That meant hitting through the first couple 200-meter splits at 35 and 36 second splits. From there, she said, it was about seeing how she could finish.
During the race, motivation became difficult. She was on an island, with every second moving farther away from her competition. She maintained it’s difficult to run to your best when that happens, but there’s always a spark inside her that keeps her legs fresh.
“ I think it’s the fear of being caught that allows you to go a little faster,” she said.
Preferring the 3,000-meter distance – she currently also ranks US#3 with a time of 9:49.55 -- the pint-sized Acorda has been pleasantly surprised with how she’s fared in the near-sprint mile. She’s learning that she isn’t as bad at it as she originally thought.

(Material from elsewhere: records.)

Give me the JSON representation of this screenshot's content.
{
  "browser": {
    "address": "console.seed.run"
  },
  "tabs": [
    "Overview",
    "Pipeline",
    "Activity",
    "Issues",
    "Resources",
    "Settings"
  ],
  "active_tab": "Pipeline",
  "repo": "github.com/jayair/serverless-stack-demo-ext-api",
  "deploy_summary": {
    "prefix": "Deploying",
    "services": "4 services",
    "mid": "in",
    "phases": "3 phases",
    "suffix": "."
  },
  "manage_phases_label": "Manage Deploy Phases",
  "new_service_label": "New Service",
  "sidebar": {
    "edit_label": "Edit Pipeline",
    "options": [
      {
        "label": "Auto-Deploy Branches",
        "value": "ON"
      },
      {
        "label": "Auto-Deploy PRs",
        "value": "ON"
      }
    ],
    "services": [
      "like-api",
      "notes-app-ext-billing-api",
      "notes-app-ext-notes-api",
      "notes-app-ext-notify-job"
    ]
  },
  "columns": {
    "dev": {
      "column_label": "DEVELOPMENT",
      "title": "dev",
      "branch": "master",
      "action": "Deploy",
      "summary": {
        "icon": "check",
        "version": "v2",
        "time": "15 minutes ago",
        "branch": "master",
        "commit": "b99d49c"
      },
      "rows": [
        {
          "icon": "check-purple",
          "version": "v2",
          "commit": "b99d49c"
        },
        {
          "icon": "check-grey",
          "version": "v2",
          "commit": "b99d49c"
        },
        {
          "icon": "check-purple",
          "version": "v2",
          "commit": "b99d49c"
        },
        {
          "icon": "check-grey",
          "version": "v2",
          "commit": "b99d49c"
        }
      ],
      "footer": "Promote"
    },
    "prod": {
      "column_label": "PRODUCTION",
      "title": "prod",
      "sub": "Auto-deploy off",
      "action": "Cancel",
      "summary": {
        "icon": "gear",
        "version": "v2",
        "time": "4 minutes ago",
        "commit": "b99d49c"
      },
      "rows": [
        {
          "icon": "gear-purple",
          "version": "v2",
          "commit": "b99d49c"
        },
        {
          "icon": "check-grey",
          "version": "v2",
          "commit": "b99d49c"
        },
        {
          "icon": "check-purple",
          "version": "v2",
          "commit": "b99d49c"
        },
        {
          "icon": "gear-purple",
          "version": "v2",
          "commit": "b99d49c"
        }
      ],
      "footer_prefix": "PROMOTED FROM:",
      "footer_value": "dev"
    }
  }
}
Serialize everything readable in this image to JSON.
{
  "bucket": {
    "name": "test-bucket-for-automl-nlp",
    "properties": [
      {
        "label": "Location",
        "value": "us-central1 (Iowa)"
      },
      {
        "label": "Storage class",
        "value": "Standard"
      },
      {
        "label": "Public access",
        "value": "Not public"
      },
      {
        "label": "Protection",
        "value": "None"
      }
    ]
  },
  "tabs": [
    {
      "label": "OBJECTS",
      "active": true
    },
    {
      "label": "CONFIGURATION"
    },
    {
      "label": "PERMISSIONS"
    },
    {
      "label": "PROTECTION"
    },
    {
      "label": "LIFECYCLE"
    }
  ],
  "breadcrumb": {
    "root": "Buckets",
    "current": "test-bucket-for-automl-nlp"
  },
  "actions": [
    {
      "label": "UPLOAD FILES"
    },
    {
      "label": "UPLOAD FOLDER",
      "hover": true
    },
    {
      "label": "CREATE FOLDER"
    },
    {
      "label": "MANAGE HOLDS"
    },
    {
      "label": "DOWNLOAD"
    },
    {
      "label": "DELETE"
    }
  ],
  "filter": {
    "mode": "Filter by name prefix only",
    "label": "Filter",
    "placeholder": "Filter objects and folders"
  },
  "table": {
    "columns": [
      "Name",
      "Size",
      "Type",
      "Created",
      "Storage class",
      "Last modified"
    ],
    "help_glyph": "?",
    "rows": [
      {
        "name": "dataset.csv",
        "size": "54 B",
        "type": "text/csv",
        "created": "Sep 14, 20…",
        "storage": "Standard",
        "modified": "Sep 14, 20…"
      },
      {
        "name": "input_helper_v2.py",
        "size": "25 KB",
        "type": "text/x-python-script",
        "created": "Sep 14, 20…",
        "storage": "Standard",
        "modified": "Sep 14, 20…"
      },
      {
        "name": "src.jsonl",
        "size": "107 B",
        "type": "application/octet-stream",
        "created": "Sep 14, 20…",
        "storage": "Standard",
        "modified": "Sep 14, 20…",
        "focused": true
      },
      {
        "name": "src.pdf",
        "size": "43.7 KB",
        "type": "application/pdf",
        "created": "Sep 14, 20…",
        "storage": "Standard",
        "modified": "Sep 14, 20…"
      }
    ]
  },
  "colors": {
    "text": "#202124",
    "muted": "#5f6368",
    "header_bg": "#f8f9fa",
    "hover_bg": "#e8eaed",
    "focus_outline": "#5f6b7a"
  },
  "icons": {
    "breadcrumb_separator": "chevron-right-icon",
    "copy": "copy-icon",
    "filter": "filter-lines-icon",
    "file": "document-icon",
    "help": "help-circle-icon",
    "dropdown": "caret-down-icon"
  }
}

“I feel like my legs aren’t meant for speed work,” she said. “When it comes to endurance stuff, I feel like I trust my lungs more than my legs. But the mile has gone well lately, so I guess I’ll have to change that.”
Boys Mile Winner - Matthew Novak (Deep Run)
Deep Run High’s Matt Novak had watched the tape on Blacksburg’s Kenneth Hagen.
Conserve early, he saw, and attack the race late.
The research proved to be a great resource, as Novak secured a winning time of 4:18.86 on Saturday in the boys’ invitational mile at the Virginia Tech High School Invitational.
Holding into a pack early through the first six laps, Novak began to break through in the final 400. He turned on the jets in the last 200 as Hagen began his kick.
“It turned into a kickers race,” he said. “That’s what I love. That’s my favorite part of the mile. I love the last 200-meter sprint. It’s the best part about it.”
Novak had enough gas in the tank to outlast Hagen, who finished second in 4:19.23.
“I remember watching his Liberty race, where he just picked off everyone,” said Novak, who owns a US#30 time at 4:17.36. “And in the 1600, he came out with a 4:19. I saw that race and it was a tremendous kick and I knew it would be hard to beat him.”
With states and then nationals in his big picture goals, Novak believes Virginia Tech was the first step toward securing a successful postseason haul.
“I was nervous going into this race,” he said. “I wasn’t sure how I would do. I was hoping for a top three spot because I knew if I got top three, that would have been a fast time. I’m really happy.”
More stories to come from Tech!
2014 Virginia Tech Invitational: